Task prompt - Before you return the lines below, strip out any images and keep every word as written.

Dataset rows for apps and sites -
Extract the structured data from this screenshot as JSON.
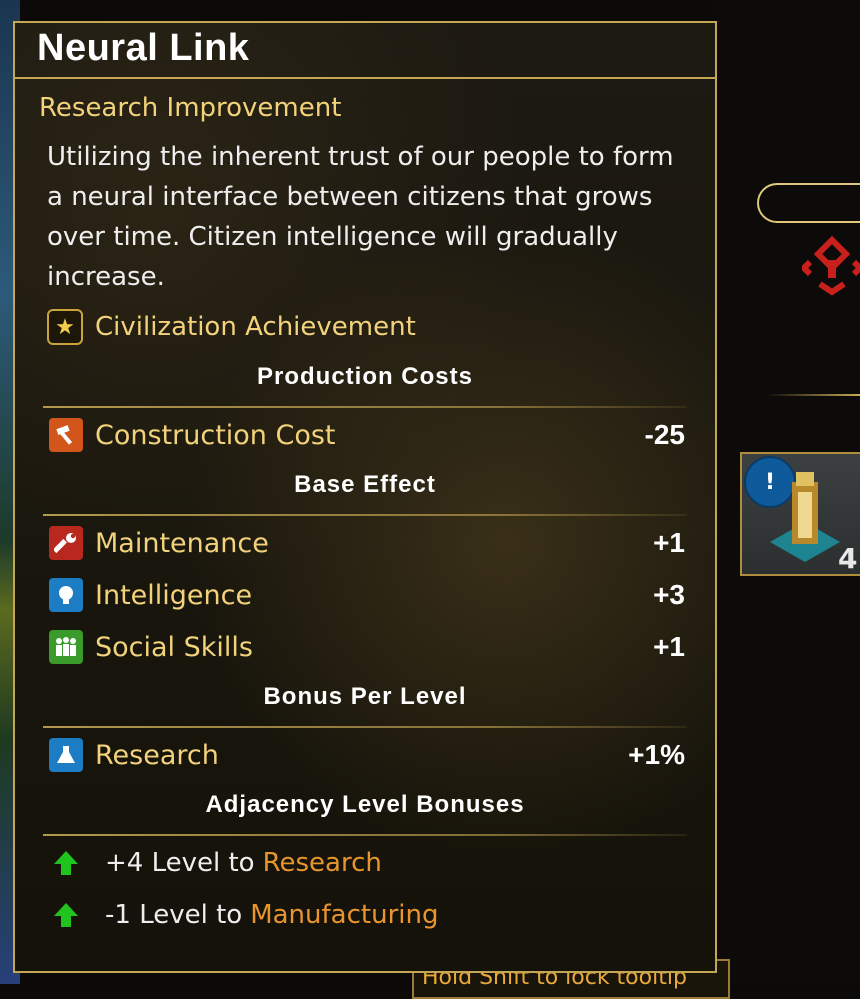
{
  "tooltip": {
    "title": "Neural Link",
    "subtitle": "Research Improvement",
    "description": "Utilizing the inherent trust of our people to form a neural interface between citizens that grows over time. Citizen intelligence will gradually increase.",
    "achievement": {
      "label": "Civilization Achievement",
      "icon": "star-icon"
    },
    "sections": {
      "production": {
        "header": "Production Costs",
        "rows": [
          {
            "label": "Construction Cost",
            "value": "-25",
            "icon": "hammer-icon",
            "color": "#d2561c"
          }
        ]
      },
      "base_effect": {
        "header": "Base Effect",
        "rows": [
          {
            "label": "Maintenance",
            "value": "+1",
            "icon": "wrench-icon",
            "color": "#b8281f"
          },
          {
            "label": "Intelligence",
            "value": "+3",
            "icon": "lightbulb-icon",
            "color": "#1c7cc4"
          },
          {
            "label": "Social Skills",
            "value": "+1",
            "icon": "people-icon",
            "color": "#3a9a2a"
          }
        ]
      },
      "bonus_per_level": {
        "header": "Bonus Per Level",
        "rows": [
          {
            "label": "Research",
            "value": "+1%",
            "icon": "flask-icon",
            "color": "#1c7cc4"
          }
        ]
      },
      "adjacency": {
        "header": "Adjacency Level Bonuses",
        "rows": [
          {
            "text": "+4 Level to",
            "target": "Research",
            "icon": "up-arrow-icon"
          },
          {
            "text": "-1 Level to",
            "target": "Manufacturing",
            "icon": "up-arrow-icon"
          }
        ]
      }
    }
  },
  "background": {
    "building_card": {
      "badge": "!",
      "level": "4"
    },
    "hint": "Hold Shift to lock tooltip"
  },
  "colors": {
    "accent_gold": "#c4a653",
    "label_gold": "#f2d27a",
    "target_orange": "#e9952d",
    "arrow_green": "#1fc41f"
  }
}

Answer -
Extract the structured data from this screenshot as JSON.
{
  "tooltip": {
    "title": "Neural Link",
    "subtitle": "Research Improvement",
    "description": "Utilizing the inherent trust of our people to form a neural interface between citizens that grows over time. Citizen intelligence will gradually increase.",
    "achievement": {
      "label": "Civilization Achievement",
      "icon": "star-icon"
    },
    "sections": {
      "production": {
        "header": "Production Costs",
        "rows": [
          {
            "label": "Construction Cost",
            "value": "-25",
            "icon": "hammer-icon",
            "color": "#d2561c"
          }
        ]
      },
      "base_effect": {
        "header": "Base Effect",
        "rows": [
          {
            "label": "Maintenance",
            "value": "+1",
            "icon": "wrench-icon",
            "color": "#b8281f"
          },
          {
            "label": "Intelligence",
            "value": "+3",
            "icon": "lightbulb-icon",
            "color": "#1c7cc4"
          },
          {
            "label": "Social Skills",
            "value": "+1",
            "icon": "people-icon",
            "color": "#3a9a2a"
          }
        ]
      },
      "bonus_per_level": {
        "header": "Bonus Per Level",
        "rows": [
          {
            "label": "Research",
            "value": "+1%",
            "icon": "flask-icon",
            "color": "#1c7cc4"
          }
        ]
      },
      "adjacency": {
        "header": "Adjacency Level Bonuses",
        "rows": [
          {
            "text": "+4 Level to",
            "target": "Research",
            "icon": "up-arrow-icon"
          },
          {
            "text": "-1 Level to",
            "target": "Manufacturing",
            "icon": "up-arrow-icon"
          }
        ]
      }
    }
  },
  "background": {
    "building_card": {
      "badge": "!",
      "level": "4"
    },
    "hint": "Hold Shift to lock tooltip"
  },
  "colors": {
    "accent_gold": "#c4a653",
    "label_gold": "#f2d27a",
    "target_orange": "#e9952d",
    "arrow_green": "#1fc41f"
  }
}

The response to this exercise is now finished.